▶ [PROBLEM TO SOLVE]:
Word for word, and without a single picture, repeat the entries.

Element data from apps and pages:
---+---
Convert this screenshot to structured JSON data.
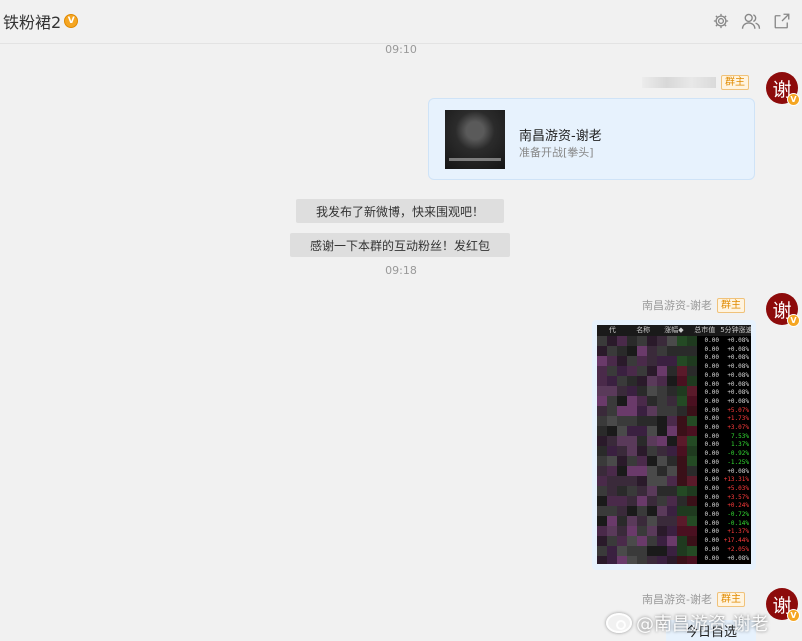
{
  "header": {
    "title": "铁粉裙2",
    "verified_mark": "V",
    "icons": [
      "gear-icon",
      "group-members-icon",
      "open-external-icon"
    ]
  },
  "messages": {
    "time1": "09:10",
    "share_card": {
      "sender_role": "群主",
      "title": "南昌游资-谢老",
      "subtitle": "准备开战[拳头]"
    },
    "sys1": "我发布了新微博，快来围观吧！",
    "sys2": "感谢一下本群的互动粉丝！发红包",
    "time2": "09:18",
    "image_msg": {
      "sender_name": "南昌游资-谢老",
      "sender_role": "群主",
      "stock_headers": [
        "代",
        "名称",
        "涨幅◆",
        "总市值",
        "5分钟涨速"
      ],
      "rows": [
        [
          "0.00",
          "+0.08%",
          "#d8d8d8"
        ],
        [
          "0.00",
          "+0.08%",
          "#d8d8d8"
        ],
        [
          "0.00",
          "+0.08%",
          "#d8d8d8"
        ],
        [
          "0.00",
          "+0.08%",
          "#d8d8d8"
        ],
        [
          "0.00",
          "+0.08%",
          "#d8d8d8"
        ],
        [
          "0.00",
          "+0.08%",
          "#d8d8d8"
        ],
        [
          "0.00",
          "+0.08%",
          "#d8d8d8"
        ],
        [
          "0.00",
          "+0.08%",
          "#d8d8d8"
        ],
        [
          "0.00",
          "+5.07%",
          "#ff3b3b"
        ],
        [
          "0.00",
          "+1.73%",
          "#ff3b3b"
        ],
        [
          "0.00",
          "+3.07%",
          "#ff3b3b"
        ],
        [
          "0.00",
          "7.53%",
          "#33dd33"
        ],
        [
          "0.00",
          "1.37%",
          "#33dd33"
        ],
        [
          "0.00",
          "-0.92%",
          "#33dd33"
        ],
        [
          "0.00",
          "-1.25%",
          "#33dd33"
        ],
        [
          "0.00",
          "+0.08%",
          "#d8d8d8"
        ],
        [
          "0.00",
          "+13.31%",
          "#ff3b3b"
        ],
        [
          "0.00",
          "+5.03%",
          "#ff3b3b"
        ],
        [
          "0.00",
          "+3.57%",
          "#ff3b3b"
        ],
        [
          "0.00",
          "+0.24%",
          "#ff3b3b"
        ],
        [
          "0.00",
          "-0.72%",
          "#33dd33"
        ],
        [
          "0.00",
          "-0.14%",
          "#33dd33"
        ],
        [
          "0.00",
          "+1.37%",
          "#ff3b3b"
        ],
        [
          "0.00",
          "+17.44%",
          "#ff3b3b"
        ],
        [
          "0.00",
          "+2.05%",
          "#ff3b3b"
        ],
        [
          "0.00",
          "+0.08%",
          "#d8d8d8"
        ]
      ]
    },
    "last_msg": {
      "sender_name": "南昌游资-谢老",
      "sender_role": "群主",
      "text": "今日自选"
    }
  },
  "avatar": {
    "glyph": "谢",
    "badge": "V",
    "color": "#8d0b0b"
  },
  "watermark": "@南昌游资-谢老"
}
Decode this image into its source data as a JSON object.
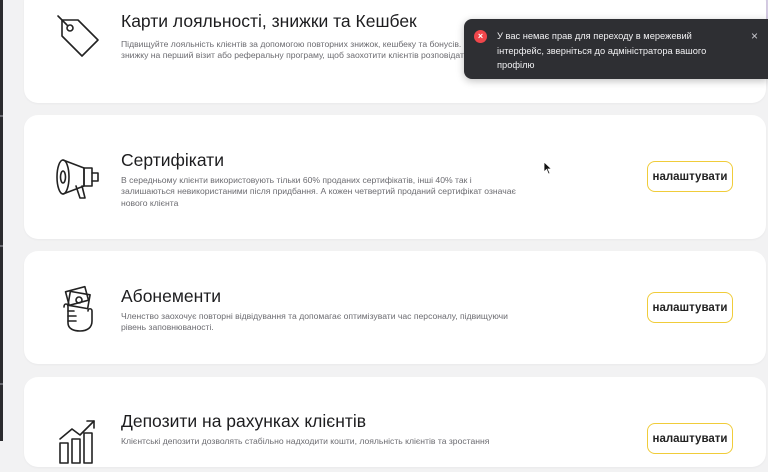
{
  "toast": {
    "message": "У вас немає прав для переходу в мережевий інтерфейс, зверніться до адміністратора вашого профілю",
    "error_glyph": "×",
    "close_glyph": "×",
    "error_color": "#f0464b"
  },
  "cards": [
    {
      "title": "Карти лояльності, знижки та Кешбек",
      "description": "Підвищуйте лояльність клієнтів за допомогою повторних знижок, кешбеку та бонусів. Запропонуйте знижку на перший візит або реферальну програму, щоб заохотити клієнтів розповідати про вас.",
      "icon": "price-tag-icon"
    },
    {
      "title": "Сертифікати",
      "description": "В середньому клієнти використовують тільки 60% проданих сертифікатів, інші 40% так і залишаються невикористаними після придбання. А кожен четвертий проданий сертифікат означає нового клієнта",
      "button": "налаштувати",
      "icon": "megaphone-icon"
    },
    {
      "title": "Абонементи",
      "description": "Членство заохочує повторні відвідування та допомагає оптимізувати час персоналу, підвищуючи рівень заповнюваності.",
      "button": "налаштувати",
      "icon": "hand-with-cash-icon"
    },
    {
      "title": "Депозити на рахунках клієнтів",
      "description": "Клієнтські депозити дозволять стабільно надходити кошти, лояльність клієнтів та зростання",
      "button": "налаштувати",
      "icon": "growth-chart-icon"
    }
  ],
  "accent_color": "#f0cc3a"
}
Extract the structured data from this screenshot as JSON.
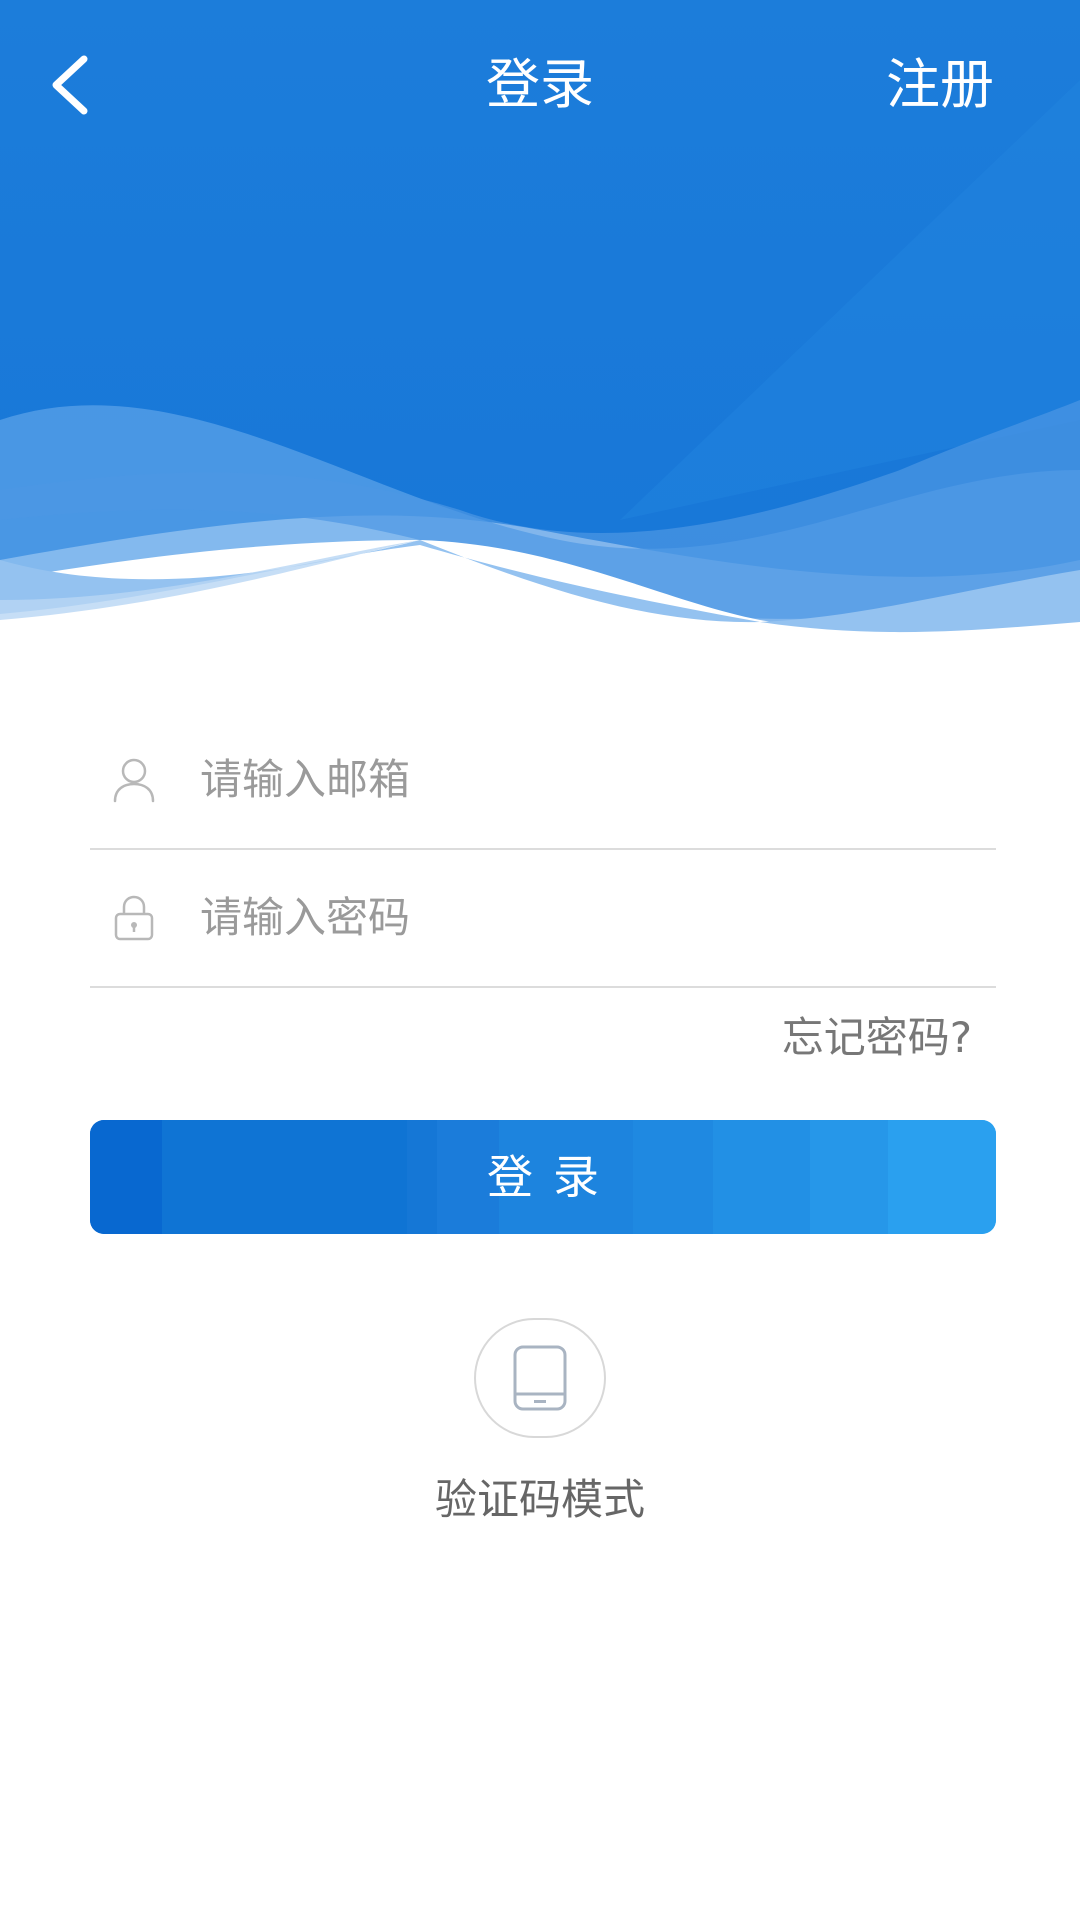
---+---
▶ [TASK OUTPUT]:
Convert this screenshot to structured JSON data.
{
  "header": {
    "title": "铁粉裙2",
    "verified_mark": "V",
    "icons": [
      "gear-icon",
      "group-members-icon",
      "open-external-icon"
    ]
  },
  "messages": {
    "time1": "09:10",
    "share_card": {
      "sender_role": "群主",
      "title": "南昌游资-谢老",
      "subtitle": "准备开战[拳头]"
    },
    "sys1": "我发布了新微博，快来围观吧！",
    "sys2": "感谢一下本群的互动粉丝！发红包",
    "time2": "09:18",
    "image_msg": {
      "sender_name": "南昌游资-谢老",
      "sender_role": "群主",
      "stock_headers": [
        "代",
        "名称",
        "涨幅◆",
        "总市值",
        "5分钟涨速"
      ],
      "rows": [
        [
          "0.00",
          "+0.08%",
          "#d8d8d8"
        ],
        [
          "0.00",
          "+0.08%",
          "#d8d8d8"
        ],
        [
          "0.00",
          "+0.08%",
          "#d8d8d8"
        ],
        [
          "0.00",
          "+0.08%",
          "#d8d8d8"
        ],
        [
          "0.00",
          "+0.08%",
          "#d8d8d8"
        ],
        [
          "0.00",
          "+0.08%",
          "#d8d8d8"
        ],
        [
          "0.00",
          "+0.08%",
          "#d8d8d8"
        ],
        [
          "0.00",
          "+0.08%",
          "#d8d8d8"
        ],
        [
          "0.00",
          "+5.07%",
          "#ff3b3b"
        ],
        [
          "0.00",
          "+1.73%",
          "#ff3b3b"
        ],
        [
          "0.00",
          "+3.07%",
          "#ff3b3b"
        ],
        [
          "0.00",
          "7.53%",
          "#33dd33"
        ],
        [
          "0.00",
          "1.37%",
          "#33dd33"
        ],
        [
          "0.00",
          "-0.92%",
          "#33dd33"
        ],
        [
          "0.00",
          "-1.25%",
          "#33dd33"
        ],
        [
          "0.00",
          "+0.08%",
          "#d8d8d8"
        ],
        [
          "0.00",
          "+13.31%",
          "#ff3b3b"
        ],
        [
          "0.00",
          "+5.03%",
          "#ff3b3b"
        ],
        [
          "0.00",
          "+3.57%",
          "#ff3b3b"
        ],
        [
          "0.00",
          "+0.24%",
          "#ff3b3b"
        ],
        [
          "0.00",
          "-0.72%",
          "#33dd33"
        ],
        [
          "0.00",
          "-0.14%",
          "#33dd33"
        ],
        [
          "0.00",
          "+1.37%",
          "#ff3b3b"
        ],
        [
          "0.00",
          "+17.44%",
          "#ff3b3b"
        ],
        [
          "0.00",
          "+2.05%",
          "#ff3b3b"
        ],
        [
          "0.00",
          "+0.08%",
          "#d8d8d8"
        ]
      ]
    },
    "last_msg": {
      "sender_name": "南昌游资-谢老",
      "sender_role": "群主",
      "text": "今日自选"
    }
  },
  "avatar": {
    "glyph": "谢",
    "badge": "V",
    "color": "#8d0b0b"
  },
  "watermark": "@南昌游资-谢老"
}
Decode this image into its source data as a JSON object.
{
  "toast": {
    "message": "У вас немає прав для переходу в мережевий інтерфейс, зверніться до адміністратора вашого профілю",
    "error_glyph": "×",
    "close_glyph": "×",
    "error_color": "#f0464b"
  },
  "cards": [
    {
      "title": "Карти лояльності, знижки та Кешбек",
      "description": "Підвищуйте лояльність клієнтів за допомогою повторних знижок, кешбеку та бонусів. Запропонуйте знижку на перший візит або реферальну програму, щоб заохотити клієнтів розповідати про вас.",
      "icon": "price-tag-icon"
    },
    {
      "title": "Сертифікати",
      "description": "В середньому клієнти використовують тільки 60% проданих сертифікатів, інші 40% так і залишаються невикористаними після придбання. А кожен четвертий проданий сертифікат означає нового клієнта",
      "button": "налаштувати",
      "icon": "megaphone-icon"
    },
    {
      "title": "Абонементи",
      "description": "Членство заохочує повторні відвідування та допомагає оптимізувати час персоналу, підвищуючи рівень заповнюваності.",
      "button": "налаштувати",
      "icon": "hand-with-cash-icon"
    },
    {
      "title": "Депозити на рахунках клієнтів",
      "description": "Клієнтські депозити дозволять стабільно надходити кошти, лояльність клієнтів та зростання",
      "button": "налаштувати",
      "icon": "growth-chart-icon"
    }
  ],
  "accent_color": "#f0cc3a"
}
Extract the structured data from this screenshot as JSON.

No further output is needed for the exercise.